↓↓↓

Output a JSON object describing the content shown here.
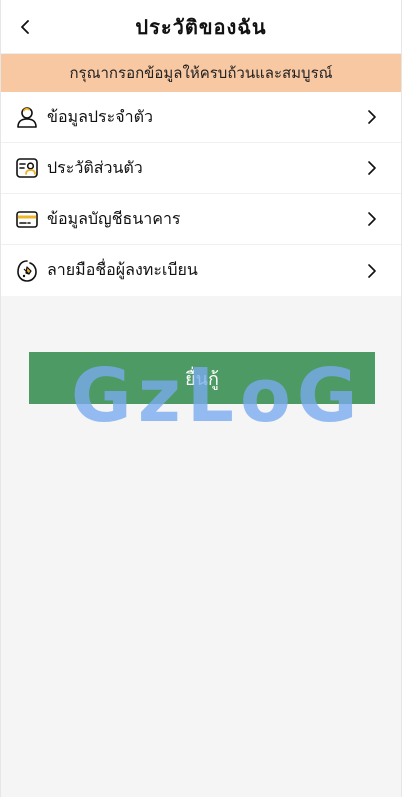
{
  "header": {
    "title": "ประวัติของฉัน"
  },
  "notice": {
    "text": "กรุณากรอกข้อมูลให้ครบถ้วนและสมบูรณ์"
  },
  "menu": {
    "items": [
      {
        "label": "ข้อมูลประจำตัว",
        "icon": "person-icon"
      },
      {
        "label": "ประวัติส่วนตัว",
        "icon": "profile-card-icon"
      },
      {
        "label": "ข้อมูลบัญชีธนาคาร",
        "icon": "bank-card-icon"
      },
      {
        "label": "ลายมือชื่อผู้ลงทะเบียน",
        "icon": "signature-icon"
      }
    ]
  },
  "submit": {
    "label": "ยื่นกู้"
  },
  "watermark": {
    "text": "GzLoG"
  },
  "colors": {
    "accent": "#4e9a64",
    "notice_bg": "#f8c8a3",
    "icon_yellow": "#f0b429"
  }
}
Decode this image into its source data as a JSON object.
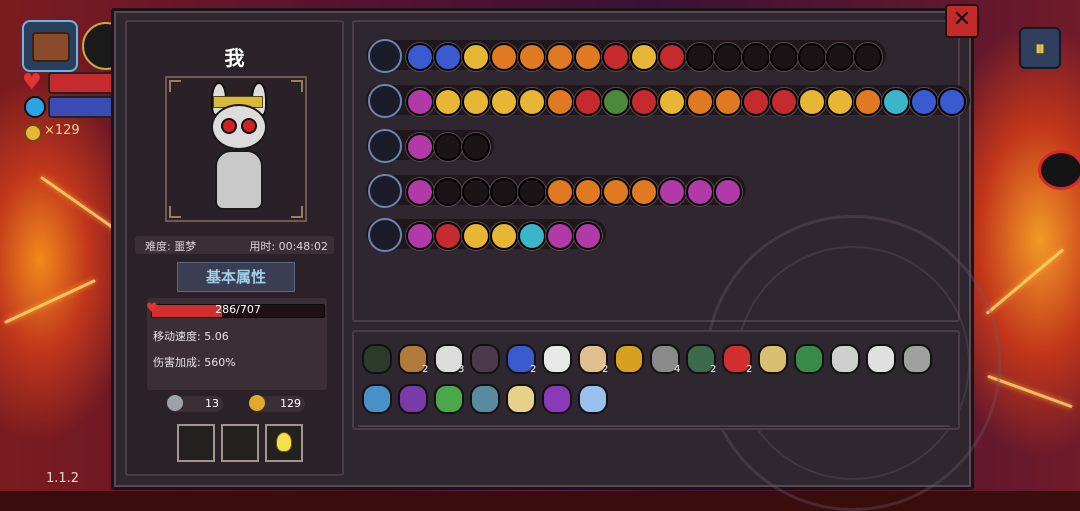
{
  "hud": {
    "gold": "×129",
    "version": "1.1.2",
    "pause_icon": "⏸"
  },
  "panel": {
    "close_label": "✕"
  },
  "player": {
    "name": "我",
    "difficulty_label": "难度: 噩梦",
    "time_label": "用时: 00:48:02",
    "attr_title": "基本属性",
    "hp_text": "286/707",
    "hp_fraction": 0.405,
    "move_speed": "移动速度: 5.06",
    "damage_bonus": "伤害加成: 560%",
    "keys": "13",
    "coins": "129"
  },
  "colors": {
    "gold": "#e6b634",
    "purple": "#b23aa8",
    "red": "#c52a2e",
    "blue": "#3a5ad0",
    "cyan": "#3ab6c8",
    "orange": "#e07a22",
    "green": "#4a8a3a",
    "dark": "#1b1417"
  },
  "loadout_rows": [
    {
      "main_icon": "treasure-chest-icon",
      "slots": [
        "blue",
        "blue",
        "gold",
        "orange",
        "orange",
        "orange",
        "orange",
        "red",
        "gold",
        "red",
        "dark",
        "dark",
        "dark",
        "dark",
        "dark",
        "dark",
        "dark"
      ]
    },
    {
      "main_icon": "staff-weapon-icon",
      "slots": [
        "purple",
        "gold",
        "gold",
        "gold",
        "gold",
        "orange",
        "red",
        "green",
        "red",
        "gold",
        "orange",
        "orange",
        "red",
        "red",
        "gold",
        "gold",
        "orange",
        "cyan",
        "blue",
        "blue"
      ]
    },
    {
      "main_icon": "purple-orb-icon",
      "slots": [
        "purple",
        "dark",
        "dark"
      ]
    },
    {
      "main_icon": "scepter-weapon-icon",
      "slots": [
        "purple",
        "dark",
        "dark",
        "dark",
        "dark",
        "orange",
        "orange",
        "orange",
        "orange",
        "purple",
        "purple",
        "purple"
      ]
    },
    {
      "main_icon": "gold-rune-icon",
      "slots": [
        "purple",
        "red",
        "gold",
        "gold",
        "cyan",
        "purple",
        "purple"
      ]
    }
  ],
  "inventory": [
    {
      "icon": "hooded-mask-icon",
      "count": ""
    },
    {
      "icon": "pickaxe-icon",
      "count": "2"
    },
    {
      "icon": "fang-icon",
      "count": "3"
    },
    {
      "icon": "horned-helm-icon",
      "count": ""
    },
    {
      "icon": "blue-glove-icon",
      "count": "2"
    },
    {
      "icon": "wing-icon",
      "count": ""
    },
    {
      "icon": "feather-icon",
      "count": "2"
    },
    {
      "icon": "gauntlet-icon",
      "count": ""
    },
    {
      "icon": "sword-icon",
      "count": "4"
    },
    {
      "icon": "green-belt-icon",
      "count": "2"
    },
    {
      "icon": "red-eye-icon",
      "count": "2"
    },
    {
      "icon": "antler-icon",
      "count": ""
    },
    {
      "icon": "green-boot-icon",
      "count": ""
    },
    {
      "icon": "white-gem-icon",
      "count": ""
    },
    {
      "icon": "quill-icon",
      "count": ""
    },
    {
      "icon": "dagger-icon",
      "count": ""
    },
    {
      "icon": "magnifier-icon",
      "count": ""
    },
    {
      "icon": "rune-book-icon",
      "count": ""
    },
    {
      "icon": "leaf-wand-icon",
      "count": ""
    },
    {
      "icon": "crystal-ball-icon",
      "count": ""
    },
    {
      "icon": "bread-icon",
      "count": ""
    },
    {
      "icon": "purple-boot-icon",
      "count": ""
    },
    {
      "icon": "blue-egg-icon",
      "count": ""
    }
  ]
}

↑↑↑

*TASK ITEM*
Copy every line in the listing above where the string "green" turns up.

*SOLUTION TO THIS EXERCISE*
    "green": "#4a8a3a",
        "green",
      "icon": "green-belt-icon",
      "icon": "green-boot-icon",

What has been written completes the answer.